(Website and app data records)
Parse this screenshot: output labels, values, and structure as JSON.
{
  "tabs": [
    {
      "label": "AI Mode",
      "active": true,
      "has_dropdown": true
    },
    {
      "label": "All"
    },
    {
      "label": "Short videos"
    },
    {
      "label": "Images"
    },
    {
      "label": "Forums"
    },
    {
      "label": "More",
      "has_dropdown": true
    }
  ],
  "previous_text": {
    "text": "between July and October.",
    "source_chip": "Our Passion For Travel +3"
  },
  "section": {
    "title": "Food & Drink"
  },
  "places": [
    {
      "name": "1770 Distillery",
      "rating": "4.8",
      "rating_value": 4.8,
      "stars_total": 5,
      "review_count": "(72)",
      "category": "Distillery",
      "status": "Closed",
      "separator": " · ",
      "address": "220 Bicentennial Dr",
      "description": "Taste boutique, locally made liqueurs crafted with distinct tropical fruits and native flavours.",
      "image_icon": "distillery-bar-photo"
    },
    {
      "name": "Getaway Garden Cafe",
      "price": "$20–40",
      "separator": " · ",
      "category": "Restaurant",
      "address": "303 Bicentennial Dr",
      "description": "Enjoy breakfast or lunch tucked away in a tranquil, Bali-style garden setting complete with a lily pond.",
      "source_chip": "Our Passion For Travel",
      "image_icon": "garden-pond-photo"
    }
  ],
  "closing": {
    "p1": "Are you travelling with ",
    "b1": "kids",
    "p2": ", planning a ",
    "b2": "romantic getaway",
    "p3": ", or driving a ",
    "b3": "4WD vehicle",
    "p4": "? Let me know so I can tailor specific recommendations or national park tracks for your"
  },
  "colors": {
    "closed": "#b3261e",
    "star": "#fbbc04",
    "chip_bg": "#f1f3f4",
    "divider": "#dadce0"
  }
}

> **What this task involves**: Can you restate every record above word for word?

> **Result below**:
Parse this screenshot: output labels, values, and structure as JSON.
{
  "tabs": [
    {
      "label": "AI Mode",
      "active": true,
      "has_dropdown": true
    },
    {
      "label": "All"
    },
    {
      "label": "Short videos"
    },
    {
      "label": "Images"
    },
    {
      "label": "Forums"
    },
    {
      "label": "More",
      "has_dropdown": true
    }
  ],
  "previous_text": {
    "text": "between July and October.",
    "source_chip": "Our Passion For Travel +3"
  },
  "section": {
    "title": "Food & Drink"
  },
  "places": [
    {
      "name": "1770 Distillery",
      "rating": "4.8",
      "rating_value": 4.8,
      "stars_total": 5,
      "review_count": "(72)",
      "category": "Distillery",
      "status": "Closed",
      "separator": " · ",
      "address": "220 Bicentennial Dr",
      "description": "Taste boutique, locally made liqueurs crafted with distinct tropical fruits and native flavours.",
      "image_icon": "distillery-bar-photo"
    },
    {
      "name": "Getaway Garden Cafe",
      "price": "$20–40",
      "separator": " · ",
      "category": "Restaurant",
      "address": "303 Bicentennial Dr",
      "description": "Enjoy breakfast or lunch tucked away in a tranquil, Bali-style garden setting complete with a lily pond.",
      "source_chip": "Our Passion For Travel",
      "image_icon": "garden-pond-photo"
    }
  ],
  "closing": {
    "p1": "Are you travelling with ",
    "b1": "kids",
    "p2": ", planning a ",
    "b2": "romantic getaway",
    "p3": ", or driving a ",
    "b3": "4WD vehicle",
    "p4": "? Let me know so I can tailor specific recommendations or national park tracks for your"
  },
  "colors": {
    "closed": "#b3261e",
    "star": "#fbbc04",
    "chip_bg": "#f1f3f4",
    "divider": "#dadce0"
  }
}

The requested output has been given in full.